◆ **TASK BRIEF**:
Search the entries below. Return every line that has "similarity" in it.

◆ **MATERIAL PROVIDED**:
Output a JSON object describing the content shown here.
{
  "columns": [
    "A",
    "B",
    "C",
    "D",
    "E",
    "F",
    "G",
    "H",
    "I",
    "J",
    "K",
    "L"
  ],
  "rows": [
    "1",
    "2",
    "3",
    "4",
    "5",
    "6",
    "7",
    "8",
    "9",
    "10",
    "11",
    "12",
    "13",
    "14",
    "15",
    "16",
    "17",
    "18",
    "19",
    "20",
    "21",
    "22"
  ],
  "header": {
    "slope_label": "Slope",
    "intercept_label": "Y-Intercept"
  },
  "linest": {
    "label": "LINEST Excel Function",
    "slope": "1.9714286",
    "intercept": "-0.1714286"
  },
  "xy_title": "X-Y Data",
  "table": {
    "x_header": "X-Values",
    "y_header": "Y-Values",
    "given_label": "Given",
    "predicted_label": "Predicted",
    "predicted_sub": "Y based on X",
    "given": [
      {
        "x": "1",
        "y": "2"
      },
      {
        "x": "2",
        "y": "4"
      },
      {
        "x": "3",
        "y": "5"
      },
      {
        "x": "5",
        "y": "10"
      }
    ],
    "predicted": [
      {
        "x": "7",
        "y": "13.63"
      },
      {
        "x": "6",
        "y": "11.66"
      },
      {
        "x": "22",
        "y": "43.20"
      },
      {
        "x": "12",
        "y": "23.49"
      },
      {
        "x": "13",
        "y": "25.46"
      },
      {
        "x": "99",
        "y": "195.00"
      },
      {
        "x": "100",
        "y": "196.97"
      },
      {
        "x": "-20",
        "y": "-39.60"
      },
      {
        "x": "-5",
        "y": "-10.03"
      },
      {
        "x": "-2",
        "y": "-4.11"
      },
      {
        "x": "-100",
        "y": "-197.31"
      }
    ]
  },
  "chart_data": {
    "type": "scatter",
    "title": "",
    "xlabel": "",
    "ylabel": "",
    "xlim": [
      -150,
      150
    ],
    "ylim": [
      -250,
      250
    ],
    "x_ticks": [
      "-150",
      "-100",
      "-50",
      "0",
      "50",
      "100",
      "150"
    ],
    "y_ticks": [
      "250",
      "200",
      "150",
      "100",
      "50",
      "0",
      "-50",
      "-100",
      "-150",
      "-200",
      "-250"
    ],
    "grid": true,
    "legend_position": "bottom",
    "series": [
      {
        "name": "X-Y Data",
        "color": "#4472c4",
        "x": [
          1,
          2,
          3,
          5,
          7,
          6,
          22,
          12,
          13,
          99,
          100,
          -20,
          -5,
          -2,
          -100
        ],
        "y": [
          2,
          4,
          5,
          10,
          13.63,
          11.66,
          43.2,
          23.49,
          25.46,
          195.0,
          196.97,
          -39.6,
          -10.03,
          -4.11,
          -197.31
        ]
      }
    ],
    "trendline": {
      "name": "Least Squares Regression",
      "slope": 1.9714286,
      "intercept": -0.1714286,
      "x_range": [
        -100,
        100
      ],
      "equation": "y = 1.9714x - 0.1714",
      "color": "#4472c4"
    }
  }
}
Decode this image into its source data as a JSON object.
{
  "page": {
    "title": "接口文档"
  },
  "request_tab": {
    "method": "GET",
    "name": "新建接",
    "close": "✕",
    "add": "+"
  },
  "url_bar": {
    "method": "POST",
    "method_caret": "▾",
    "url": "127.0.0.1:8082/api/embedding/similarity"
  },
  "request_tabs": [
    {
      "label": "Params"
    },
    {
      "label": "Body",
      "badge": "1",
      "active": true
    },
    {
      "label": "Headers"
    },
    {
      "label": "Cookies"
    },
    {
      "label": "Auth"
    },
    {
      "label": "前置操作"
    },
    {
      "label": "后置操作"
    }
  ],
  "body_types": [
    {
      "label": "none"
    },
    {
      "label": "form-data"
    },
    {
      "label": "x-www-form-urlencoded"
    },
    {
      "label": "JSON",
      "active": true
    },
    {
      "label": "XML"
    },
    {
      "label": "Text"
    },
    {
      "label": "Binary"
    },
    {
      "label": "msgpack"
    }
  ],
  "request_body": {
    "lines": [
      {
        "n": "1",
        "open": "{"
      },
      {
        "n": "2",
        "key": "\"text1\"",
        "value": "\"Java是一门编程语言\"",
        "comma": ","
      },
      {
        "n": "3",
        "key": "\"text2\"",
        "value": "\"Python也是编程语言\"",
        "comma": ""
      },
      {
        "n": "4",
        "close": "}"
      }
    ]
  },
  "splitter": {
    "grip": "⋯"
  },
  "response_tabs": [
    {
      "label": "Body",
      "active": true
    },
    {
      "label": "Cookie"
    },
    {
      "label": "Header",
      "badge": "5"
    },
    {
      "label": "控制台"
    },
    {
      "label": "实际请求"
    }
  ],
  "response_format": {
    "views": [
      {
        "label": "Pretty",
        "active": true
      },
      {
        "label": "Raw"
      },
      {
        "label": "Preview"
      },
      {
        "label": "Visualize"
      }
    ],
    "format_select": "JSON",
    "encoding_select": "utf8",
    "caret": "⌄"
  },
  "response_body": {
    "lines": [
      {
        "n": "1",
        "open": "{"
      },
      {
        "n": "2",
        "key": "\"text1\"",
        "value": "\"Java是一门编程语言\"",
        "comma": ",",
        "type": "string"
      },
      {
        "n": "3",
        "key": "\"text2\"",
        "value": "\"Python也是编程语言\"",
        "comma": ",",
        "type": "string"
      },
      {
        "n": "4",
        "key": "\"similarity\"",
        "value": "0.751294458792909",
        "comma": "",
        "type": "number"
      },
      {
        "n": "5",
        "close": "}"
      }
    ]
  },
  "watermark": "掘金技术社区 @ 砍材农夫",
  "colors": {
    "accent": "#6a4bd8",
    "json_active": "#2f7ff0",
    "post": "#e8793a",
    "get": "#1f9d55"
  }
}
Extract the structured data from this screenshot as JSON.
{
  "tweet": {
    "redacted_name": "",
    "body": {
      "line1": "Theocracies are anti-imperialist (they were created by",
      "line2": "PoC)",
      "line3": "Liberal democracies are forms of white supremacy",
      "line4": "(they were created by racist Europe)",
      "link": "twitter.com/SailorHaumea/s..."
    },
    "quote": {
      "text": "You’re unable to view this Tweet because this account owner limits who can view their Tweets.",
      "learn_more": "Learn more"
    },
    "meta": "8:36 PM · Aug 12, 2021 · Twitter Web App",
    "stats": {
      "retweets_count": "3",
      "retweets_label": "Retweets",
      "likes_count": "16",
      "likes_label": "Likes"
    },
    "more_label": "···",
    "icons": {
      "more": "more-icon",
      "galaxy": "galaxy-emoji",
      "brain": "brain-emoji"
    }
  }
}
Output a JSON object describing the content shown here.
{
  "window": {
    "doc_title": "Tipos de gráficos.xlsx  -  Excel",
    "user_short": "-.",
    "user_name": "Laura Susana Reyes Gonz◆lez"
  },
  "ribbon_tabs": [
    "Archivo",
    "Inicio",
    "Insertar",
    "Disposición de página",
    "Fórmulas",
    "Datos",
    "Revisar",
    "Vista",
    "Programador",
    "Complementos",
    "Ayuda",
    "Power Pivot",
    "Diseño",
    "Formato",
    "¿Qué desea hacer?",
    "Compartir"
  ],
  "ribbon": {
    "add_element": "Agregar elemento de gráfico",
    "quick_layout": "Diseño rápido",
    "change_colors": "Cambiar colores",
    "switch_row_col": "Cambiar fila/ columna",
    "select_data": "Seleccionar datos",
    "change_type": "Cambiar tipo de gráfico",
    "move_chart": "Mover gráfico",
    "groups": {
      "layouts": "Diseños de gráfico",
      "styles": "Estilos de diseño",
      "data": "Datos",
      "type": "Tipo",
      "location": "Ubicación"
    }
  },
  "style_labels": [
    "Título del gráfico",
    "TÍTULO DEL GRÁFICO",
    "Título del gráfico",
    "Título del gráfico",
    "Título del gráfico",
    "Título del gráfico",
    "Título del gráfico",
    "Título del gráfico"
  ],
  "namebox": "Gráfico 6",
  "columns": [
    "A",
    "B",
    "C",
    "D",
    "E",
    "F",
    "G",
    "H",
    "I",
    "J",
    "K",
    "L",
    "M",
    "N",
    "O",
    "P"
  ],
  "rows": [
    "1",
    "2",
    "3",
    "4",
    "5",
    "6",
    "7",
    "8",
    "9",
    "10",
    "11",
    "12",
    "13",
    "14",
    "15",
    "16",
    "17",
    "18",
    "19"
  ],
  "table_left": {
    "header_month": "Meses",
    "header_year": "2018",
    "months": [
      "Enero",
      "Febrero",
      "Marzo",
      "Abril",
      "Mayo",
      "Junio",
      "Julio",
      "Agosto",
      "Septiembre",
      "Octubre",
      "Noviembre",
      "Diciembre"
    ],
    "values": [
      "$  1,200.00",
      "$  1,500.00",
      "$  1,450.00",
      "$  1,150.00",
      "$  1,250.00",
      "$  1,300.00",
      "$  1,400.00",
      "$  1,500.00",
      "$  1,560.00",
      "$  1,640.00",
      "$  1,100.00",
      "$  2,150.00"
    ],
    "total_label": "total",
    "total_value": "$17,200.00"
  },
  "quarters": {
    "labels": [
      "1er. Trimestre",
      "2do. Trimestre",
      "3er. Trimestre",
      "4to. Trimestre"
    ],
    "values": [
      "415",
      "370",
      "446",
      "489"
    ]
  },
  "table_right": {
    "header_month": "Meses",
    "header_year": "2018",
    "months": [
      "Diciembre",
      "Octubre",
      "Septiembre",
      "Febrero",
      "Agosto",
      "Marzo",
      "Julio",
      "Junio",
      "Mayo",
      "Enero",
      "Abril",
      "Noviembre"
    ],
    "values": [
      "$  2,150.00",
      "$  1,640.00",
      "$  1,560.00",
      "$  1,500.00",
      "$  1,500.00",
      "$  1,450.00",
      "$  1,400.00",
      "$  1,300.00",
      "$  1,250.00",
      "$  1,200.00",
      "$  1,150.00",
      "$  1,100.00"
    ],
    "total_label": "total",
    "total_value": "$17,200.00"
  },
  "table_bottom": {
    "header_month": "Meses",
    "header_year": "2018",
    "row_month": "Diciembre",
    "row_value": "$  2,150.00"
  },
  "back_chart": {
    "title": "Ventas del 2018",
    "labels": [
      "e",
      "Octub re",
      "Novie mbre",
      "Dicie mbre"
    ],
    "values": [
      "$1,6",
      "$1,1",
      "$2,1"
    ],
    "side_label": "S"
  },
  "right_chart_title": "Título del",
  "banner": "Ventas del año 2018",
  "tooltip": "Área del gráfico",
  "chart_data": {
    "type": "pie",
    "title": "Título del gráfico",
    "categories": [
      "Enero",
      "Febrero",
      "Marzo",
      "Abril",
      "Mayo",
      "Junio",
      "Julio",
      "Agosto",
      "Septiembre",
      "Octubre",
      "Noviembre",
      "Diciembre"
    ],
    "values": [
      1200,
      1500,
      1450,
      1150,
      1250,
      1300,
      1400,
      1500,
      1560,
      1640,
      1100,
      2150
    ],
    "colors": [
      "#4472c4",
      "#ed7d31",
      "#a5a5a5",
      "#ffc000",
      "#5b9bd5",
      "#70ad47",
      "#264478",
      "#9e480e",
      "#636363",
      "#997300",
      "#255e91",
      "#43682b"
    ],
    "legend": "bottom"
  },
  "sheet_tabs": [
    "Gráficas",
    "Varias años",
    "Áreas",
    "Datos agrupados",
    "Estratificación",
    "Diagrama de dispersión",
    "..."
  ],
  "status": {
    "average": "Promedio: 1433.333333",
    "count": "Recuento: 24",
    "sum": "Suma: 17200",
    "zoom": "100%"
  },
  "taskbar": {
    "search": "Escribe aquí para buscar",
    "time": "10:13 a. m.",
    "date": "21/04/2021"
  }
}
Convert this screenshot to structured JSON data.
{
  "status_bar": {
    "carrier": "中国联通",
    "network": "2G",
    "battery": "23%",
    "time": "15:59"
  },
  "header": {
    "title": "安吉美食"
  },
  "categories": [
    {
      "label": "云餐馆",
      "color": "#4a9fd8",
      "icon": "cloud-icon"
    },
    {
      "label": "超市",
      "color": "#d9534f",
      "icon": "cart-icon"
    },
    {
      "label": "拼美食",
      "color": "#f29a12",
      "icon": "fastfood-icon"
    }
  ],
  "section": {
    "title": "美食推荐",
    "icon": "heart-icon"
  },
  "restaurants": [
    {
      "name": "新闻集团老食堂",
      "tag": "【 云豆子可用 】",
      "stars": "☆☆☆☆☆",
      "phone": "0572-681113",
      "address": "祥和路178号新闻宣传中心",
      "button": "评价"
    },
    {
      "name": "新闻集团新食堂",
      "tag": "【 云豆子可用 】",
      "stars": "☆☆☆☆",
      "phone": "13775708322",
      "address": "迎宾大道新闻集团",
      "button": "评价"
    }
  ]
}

◆ **PROBLEM SOLUTION**:
    "url": "127.0.0.1:8082/api/embedding/similarity"
        "key": "\"similarity\"",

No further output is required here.